On 13 April 2012 17:45, Barry George <paleo@ncf.ca> wrote:
> Does anyone know what the theoretical maximum size is for a terrestrial egg? 
> Shell thickening and decreasing surface area to volume must be catastrophic 
> to respiration at some point...

Alexander (1989:156-157) touches on this in The Dynamics of Dinosaurs
and Other Giants.  He doesn't give a number or even a range for the
size limit due to respiration issues, but does say "even elephant
birds were probably a long way from that limit".  (At 30 cm in length,
they are the largest known eggs.)  He also suggests that elephant-bird
eggs may be near a different limit, in that the shells of eggs much
larger would have been too thick for the chicks to hatch, but no
numbers are given.

No doubt others have looked into this in greater detail, but sadly
Alexander gives no references.

-- Mike.

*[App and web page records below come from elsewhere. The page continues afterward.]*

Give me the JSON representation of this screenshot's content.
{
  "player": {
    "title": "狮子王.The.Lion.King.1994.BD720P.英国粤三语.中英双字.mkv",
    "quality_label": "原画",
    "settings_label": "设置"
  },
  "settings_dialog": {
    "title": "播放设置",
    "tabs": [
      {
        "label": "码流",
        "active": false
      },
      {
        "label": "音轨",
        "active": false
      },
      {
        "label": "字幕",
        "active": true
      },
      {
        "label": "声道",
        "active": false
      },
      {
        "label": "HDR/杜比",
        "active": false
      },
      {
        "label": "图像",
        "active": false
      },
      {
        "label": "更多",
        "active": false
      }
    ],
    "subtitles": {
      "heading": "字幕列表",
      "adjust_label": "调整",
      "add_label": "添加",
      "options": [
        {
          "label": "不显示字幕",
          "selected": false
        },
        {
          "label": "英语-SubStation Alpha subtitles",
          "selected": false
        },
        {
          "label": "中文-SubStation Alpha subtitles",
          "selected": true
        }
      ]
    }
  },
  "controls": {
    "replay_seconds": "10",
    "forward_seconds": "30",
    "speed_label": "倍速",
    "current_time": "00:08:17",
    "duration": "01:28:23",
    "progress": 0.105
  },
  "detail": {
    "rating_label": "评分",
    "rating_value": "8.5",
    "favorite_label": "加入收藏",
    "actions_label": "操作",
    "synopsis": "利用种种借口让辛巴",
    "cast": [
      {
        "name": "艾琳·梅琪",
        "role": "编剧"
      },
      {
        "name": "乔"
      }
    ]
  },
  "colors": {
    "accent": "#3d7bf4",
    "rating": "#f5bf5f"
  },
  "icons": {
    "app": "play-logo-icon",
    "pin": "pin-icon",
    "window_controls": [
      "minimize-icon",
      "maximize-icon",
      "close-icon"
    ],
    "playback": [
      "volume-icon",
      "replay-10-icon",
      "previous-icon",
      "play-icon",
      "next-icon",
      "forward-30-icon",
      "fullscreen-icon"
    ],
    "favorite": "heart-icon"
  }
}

> In terms of egg to body-weight ratios there is always the Kiwi... and the 
> eggs are able to stay at low metabolic levels in the several-week period 
> after being laid but before incubation.
> -Jonas
> ----- Original Message -----
> From: "Ben Creisler" <bcreisler@gmail.com>
> To: dinosaur@usc.edu
> Sent: Friday, April 13, 2012 12:27:25 PM
> Subject: Meter-wide "dinosaur" eggs reportedly found in Chechnya
> From: Ben Creisler
> bcreisler@gmail.com
> As a rule, I don't post links to some of the "dinosaur" news stories
> from Russian and Central Asian news sources since the facts tend to
> get garbled in the reporting and the translations. This one is so BAD,
> I decided it might be fun to post it on Friday the 13th. It's more
> like what the old Weekly World News used to publish....
> http://www.rferl.org/content/dinosaur_eggs_found_in_chechnya/24547542.html
> GROZNY, Russia -- Scientists in Chechnya say they have discovered a
> cache of fossilized dinosaur eggs in a mountainous area south of the
> republic.
> A team of geographers made the sensational discovery on April 9 during
> an expedition to study two previously uncharted waterfalls.
> "There are boulders on the slopes of the mountain, and among them we
> noticed smooth globes," Said-Magomed Dzhabrailov, a geographer at the
> Chechen State University, told RFE/RL. "We got closer and saw that
> they didn't look like stones. We concluded that they were dinosaur
> eggs, because the shells, the whites and the yolks were clearly
> visible. Their diameter ranges between 63 centimeters and one meter."
> The 40 or so eggs are believed to date back roughly 60 million years,
> toward the end of the dinosaurs' reign on Earth.
> A group of paleontologist has been sent from Moscow to study samples
> and conduct radiocarbon dating tests.
> But the Chechen scientists are "90 percent" confident they have found
> prehistoric eggs, which they think were laid by plant-eating
> dinosaurs.